This paper explores how unequal resources and social and economic polarization affects the size of social networks and their use to access resources. We argue that individual resource position generates divergent expectations with regard to the impact of polarization on the size of networks on one hand, and their usefulness for accessing resources on the other. Social and economic polarization encourages reliance on informal networks, but those at the bottom of the social structure are forced to rely on more extensive networks than the wealthy to compensate for their isolated and underprivileged position. At the same time, social and economic polarization limits the resources the poor can access through their networks. We provide evidence consistent with these propositions, based on data derived from the International Social Survey Programme 2001 ''Social Networks'' dataset combined with contextual information on the levels of economic inequality in particular countries along with whether they experienced postcommunism.

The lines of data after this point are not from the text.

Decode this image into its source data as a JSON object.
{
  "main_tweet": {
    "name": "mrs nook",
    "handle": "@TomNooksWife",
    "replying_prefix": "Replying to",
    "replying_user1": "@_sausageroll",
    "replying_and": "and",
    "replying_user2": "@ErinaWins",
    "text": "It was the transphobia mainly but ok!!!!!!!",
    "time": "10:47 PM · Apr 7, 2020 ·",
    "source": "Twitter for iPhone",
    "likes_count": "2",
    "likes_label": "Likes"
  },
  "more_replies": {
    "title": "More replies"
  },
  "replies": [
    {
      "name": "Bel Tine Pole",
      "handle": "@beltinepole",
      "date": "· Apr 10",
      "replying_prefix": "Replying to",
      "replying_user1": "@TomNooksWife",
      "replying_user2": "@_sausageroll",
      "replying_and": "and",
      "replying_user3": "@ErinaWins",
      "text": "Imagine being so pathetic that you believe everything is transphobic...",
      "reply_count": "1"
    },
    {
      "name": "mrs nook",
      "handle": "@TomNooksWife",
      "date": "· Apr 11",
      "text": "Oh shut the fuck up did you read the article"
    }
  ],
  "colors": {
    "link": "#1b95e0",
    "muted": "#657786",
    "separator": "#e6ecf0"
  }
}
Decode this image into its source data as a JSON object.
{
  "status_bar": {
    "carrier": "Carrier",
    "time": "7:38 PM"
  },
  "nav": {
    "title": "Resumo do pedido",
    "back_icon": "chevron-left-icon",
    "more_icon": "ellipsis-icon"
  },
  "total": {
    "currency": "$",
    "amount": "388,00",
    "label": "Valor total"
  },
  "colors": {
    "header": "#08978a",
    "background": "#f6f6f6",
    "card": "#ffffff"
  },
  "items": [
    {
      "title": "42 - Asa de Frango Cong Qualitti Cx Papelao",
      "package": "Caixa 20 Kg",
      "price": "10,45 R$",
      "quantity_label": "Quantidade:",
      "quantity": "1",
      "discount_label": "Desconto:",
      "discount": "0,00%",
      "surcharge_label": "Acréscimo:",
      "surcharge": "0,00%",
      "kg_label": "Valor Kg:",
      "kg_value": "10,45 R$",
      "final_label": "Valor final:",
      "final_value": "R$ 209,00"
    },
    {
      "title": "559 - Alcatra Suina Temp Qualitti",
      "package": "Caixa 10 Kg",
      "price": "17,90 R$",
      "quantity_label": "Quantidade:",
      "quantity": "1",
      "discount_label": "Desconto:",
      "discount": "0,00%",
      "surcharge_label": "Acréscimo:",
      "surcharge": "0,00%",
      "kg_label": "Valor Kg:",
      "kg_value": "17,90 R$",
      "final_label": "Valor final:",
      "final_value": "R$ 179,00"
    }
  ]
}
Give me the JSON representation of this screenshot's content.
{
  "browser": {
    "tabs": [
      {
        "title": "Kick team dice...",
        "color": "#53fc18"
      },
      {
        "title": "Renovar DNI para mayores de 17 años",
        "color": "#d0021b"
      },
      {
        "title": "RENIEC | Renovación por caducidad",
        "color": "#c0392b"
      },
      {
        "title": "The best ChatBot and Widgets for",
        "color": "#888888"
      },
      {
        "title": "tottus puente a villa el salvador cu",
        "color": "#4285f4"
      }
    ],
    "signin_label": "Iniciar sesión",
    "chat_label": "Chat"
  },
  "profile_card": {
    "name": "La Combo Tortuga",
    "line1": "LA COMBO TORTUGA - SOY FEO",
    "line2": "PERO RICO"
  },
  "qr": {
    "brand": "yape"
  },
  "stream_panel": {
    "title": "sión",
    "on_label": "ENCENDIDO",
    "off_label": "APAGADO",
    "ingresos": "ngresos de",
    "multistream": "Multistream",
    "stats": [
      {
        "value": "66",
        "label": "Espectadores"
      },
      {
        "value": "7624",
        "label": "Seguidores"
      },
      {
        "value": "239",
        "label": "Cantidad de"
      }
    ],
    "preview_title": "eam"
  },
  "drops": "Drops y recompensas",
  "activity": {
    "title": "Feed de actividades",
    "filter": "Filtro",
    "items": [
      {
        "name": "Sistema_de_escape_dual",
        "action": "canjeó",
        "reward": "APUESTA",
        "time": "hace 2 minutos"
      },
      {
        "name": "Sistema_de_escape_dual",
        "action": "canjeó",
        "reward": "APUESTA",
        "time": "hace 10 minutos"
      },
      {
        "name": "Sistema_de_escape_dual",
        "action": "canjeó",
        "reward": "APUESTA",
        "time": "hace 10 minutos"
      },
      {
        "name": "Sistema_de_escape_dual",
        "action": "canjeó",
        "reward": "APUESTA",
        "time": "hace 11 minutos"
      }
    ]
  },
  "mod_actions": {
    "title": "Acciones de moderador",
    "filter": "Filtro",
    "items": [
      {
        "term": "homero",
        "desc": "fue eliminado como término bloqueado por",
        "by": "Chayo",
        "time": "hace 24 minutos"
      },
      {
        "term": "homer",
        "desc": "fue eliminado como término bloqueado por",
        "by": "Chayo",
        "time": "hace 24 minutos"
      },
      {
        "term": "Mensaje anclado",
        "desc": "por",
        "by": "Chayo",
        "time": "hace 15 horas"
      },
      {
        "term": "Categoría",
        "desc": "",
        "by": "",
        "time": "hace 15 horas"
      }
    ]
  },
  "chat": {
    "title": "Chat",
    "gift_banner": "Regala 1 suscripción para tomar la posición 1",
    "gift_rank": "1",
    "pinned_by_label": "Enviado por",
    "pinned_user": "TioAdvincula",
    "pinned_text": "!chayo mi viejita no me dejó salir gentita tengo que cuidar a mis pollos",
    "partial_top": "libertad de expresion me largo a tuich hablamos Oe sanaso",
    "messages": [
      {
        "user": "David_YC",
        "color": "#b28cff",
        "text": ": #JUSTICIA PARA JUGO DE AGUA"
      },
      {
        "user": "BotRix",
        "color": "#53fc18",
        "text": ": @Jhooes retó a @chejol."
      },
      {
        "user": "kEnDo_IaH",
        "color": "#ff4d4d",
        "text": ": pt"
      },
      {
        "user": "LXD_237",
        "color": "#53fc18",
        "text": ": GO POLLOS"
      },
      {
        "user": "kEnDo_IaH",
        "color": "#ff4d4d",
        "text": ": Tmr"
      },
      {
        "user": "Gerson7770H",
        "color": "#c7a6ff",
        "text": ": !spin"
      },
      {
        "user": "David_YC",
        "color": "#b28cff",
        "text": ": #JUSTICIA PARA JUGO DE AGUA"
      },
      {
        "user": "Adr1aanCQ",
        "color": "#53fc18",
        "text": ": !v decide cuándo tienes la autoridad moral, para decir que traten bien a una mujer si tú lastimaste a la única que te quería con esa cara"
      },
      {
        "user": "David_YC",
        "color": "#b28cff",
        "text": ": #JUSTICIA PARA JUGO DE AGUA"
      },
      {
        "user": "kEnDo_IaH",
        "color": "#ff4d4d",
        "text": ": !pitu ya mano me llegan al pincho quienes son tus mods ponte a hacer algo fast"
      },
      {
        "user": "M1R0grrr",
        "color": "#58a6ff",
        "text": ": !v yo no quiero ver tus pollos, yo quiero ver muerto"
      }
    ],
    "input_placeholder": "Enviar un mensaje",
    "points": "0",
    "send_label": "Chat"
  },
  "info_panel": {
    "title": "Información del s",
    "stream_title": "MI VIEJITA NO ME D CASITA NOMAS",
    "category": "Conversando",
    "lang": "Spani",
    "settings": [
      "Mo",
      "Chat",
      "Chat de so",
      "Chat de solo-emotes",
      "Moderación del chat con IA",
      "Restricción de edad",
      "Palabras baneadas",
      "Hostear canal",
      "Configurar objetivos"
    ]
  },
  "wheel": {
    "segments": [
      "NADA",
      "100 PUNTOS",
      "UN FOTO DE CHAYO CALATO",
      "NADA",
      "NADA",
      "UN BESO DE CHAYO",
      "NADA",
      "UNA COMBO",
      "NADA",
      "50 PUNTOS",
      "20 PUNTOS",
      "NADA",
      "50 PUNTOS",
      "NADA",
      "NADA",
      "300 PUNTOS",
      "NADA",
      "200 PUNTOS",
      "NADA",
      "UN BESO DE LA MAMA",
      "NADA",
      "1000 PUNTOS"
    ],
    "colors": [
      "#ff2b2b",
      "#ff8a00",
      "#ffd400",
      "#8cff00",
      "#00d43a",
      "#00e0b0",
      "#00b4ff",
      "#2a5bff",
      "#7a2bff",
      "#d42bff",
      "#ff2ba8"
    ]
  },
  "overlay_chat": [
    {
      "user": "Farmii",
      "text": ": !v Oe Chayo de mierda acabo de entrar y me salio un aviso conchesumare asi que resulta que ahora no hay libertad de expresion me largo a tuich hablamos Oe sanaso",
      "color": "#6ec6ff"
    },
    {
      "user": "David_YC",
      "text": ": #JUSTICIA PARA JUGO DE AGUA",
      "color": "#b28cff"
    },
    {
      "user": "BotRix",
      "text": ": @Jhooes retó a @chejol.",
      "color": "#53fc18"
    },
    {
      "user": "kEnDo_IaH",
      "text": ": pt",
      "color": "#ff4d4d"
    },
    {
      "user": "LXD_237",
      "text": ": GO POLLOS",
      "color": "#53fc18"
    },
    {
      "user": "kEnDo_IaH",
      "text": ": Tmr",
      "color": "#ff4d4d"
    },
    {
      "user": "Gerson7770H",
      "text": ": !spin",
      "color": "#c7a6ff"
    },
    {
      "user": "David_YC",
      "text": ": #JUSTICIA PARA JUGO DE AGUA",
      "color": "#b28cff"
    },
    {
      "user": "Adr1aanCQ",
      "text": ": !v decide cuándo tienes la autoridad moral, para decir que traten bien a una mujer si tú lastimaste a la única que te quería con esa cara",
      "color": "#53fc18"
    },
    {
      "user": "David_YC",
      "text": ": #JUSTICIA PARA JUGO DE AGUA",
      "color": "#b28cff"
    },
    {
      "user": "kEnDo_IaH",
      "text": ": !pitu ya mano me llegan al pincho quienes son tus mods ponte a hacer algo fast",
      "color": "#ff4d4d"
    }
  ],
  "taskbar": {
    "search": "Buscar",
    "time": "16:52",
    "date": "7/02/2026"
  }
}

Letki, N., & Mieriņa, I. (2015). Getting support in polarized societies: Income, social networks, and socioeconomic context. Social Science Research, 49(1), 217–233. https://doi.org/10.1016/j.ssresearch.2014.08.002